▶ **How to complete this task**: Every line of the records below that has the word "other" should be copied.

▶ **Data records**:
◆ ◆ ◆ ◆

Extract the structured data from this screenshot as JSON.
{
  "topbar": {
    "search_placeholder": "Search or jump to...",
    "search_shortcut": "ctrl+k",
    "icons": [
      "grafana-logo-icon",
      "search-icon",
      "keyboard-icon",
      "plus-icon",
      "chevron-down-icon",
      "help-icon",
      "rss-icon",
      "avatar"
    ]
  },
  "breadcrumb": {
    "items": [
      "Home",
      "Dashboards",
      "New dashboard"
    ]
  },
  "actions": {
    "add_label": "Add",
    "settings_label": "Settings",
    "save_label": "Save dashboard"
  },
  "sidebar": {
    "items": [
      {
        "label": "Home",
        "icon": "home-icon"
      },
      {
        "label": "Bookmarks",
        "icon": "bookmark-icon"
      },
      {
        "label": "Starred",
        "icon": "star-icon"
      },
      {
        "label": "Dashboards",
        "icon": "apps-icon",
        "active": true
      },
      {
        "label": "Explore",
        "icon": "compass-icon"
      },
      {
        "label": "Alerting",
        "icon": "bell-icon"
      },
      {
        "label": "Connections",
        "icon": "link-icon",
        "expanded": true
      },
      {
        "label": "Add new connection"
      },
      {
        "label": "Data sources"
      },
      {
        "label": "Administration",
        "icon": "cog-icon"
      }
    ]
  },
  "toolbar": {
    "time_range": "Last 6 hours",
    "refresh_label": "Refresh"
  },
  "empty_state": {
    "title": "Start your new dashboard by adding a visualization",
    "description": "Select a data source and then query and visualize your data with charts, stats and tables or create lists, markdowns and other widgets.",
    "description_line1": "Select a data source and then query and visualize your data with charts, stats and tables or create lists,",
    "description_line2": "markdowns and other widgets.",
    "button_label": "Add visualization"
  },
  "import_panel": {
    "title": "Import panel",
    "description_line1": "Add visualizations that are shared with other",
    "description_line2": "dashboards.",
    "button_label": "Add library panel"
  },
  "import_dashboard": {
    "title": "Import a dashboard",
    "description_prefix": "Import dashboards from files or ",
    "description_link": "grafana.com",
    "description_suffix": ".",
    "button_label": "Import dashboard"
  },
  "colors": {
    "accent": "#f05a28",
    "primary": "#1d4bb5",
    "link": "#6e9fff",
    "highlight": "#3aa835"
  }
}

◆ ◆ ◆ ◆

▶ **Task solution**:
    "description": "Select a data source and then query and visualize your data with charts, stats and tables or create lists, markdowns and other widgets.",
    "description_line2": "markdowns and other widgets.",
    "description_line1": "Add visualizations that are shared with other",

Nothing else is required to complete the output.